In
order to initiate a debug, first you must be sure you compile your pages with
debug symbols. To do this, the debug attribute in the page directive must be set
t
o ‘true’.








Another
useful tool used for debugging is the trace feature. “It allows you to have
ASP.Net write a whole host of information about the currently executing request
to the page or to a trace
-
log.”
(8
) The information that is provided wil
l include the
SessionID, the time, type and status code of the request. Also, timing information
for events such as Init, PreRender, SaveViewState and Render. In addition, a
Control Tree of all controls in the page.

The debug
attribute has
been set to ‘true’
here within the
page directive.


12







According to Walther (5), durin
g a trace, “the Control Tree displays the hierarchy
of controls in a page. Both the render size and the view state size for each
control are displayed in bytes.”













The debug
attribute has
been set to
‘true’ here
within the
page directive.


An example of a
control tree

following
a trace.


13

7
.0
Calendar Control


The

calendar control is one of the rich controls offered
by ASP.Net. “It allows the
user to select a certain date,
all days in a week or month.” (9
). In order to setup a
calendar, the following simple code is required:

<asp:calendar runat=”server” />


This
would provide the user with a basic, ‘no frills’ cale
ndar.

However, as with
lots of other controls within ASP.Net, there are lots of different ways in which a
calendar can be customised.

The following is an example of the properties that the calendar control supports:


DayNameFormat


The appearance of the da
ys of the week can be
specified.

This is the calendar that has
been created using the
<asp:calendar> control. It
has also been customised
using some of the many
different ways in which
calendars can be altered.


14


NextPrevFormat


Format of next and previous month links are specified
with this property,


SelectedDates


Enables you to get asset or collection of selected dates.

There are three events that the calendar control provides
that are not inherited
from other control classes.

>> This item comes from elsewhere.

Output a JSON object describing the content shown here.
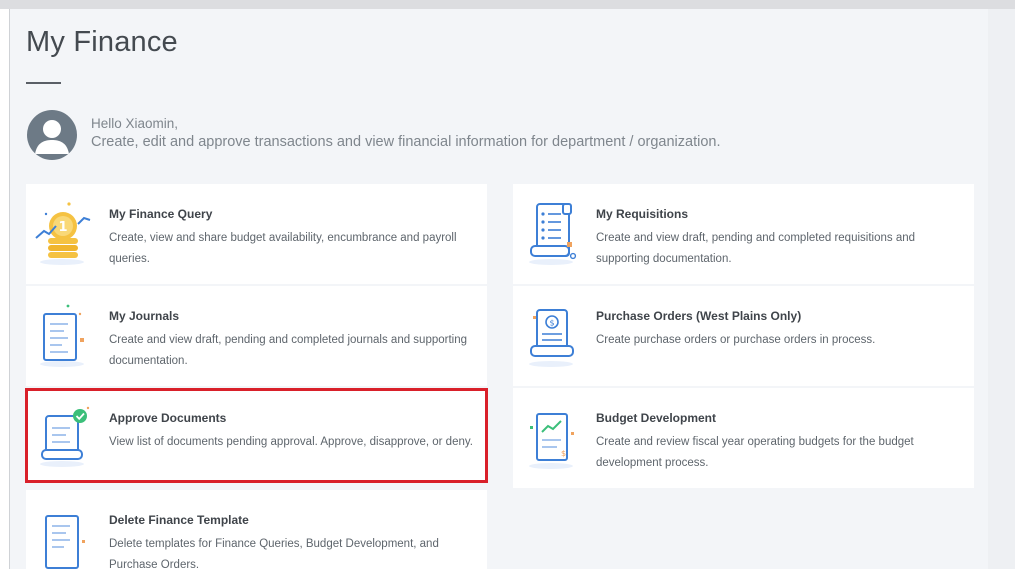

These are:

i.

DayRender


This occurs when each day is created in the control
hierarchy for the calendar control

ii.

SelectionChanged


This occurs when the user selects a day, a week, or
an entire month using th
e calendar’s date select controls

iii.

VisibleMonthChanged


This occurs when the user navigates to the next
or previous month using the navigation controls in the title bar.














15

8
.0 Bibliography


(1)


S.
Walther
,
ASP.Net 2.0: Unleashed
, Indianapolis, SAMS,

2006

(2)


P. Ladka,
ASP.Net for Web Designers
, Indianapolis, New Riders, 2002

(3)


H. Bhashin,
ASP.Net Professional Projects
, Boston,
Thomson Course
Technology
, 2002

(4)


Z. Gajik,
An introduction to ASP.NET Web Server controls
, Delphi
Programming, [Online], Availabl
e at:
http://delphi.about.com/od/aspnet/l/aa091404a.htm
, [Accessed:
08/02/2007]

(5)


S. Walther,
ASP.Net Unle
a
shed
, Indianapolis, SAMS, 2003

(6)


N. Pandey,
Microsoft ASP.NET: Fast & Easy Web Development
,
Boston,
Thomson Course Technology
, 2002

(7)

F. Onion,
Essential

ASP.Net with Examples in Visual Basic .Net
, Boston,
Addison
-
Wesley, 2003

(8)

G. A. Duthie, M. Macdonald,
ASP.Net in a Nutshell
,
Sebastopol
, O’Reilly,
2003

(9)

D. Wolthuis, D. Mack, D. Seven,
Programming Data
-
Driven Web
Applications With Asp.Net
, Indianapolis, SA
MS, 2001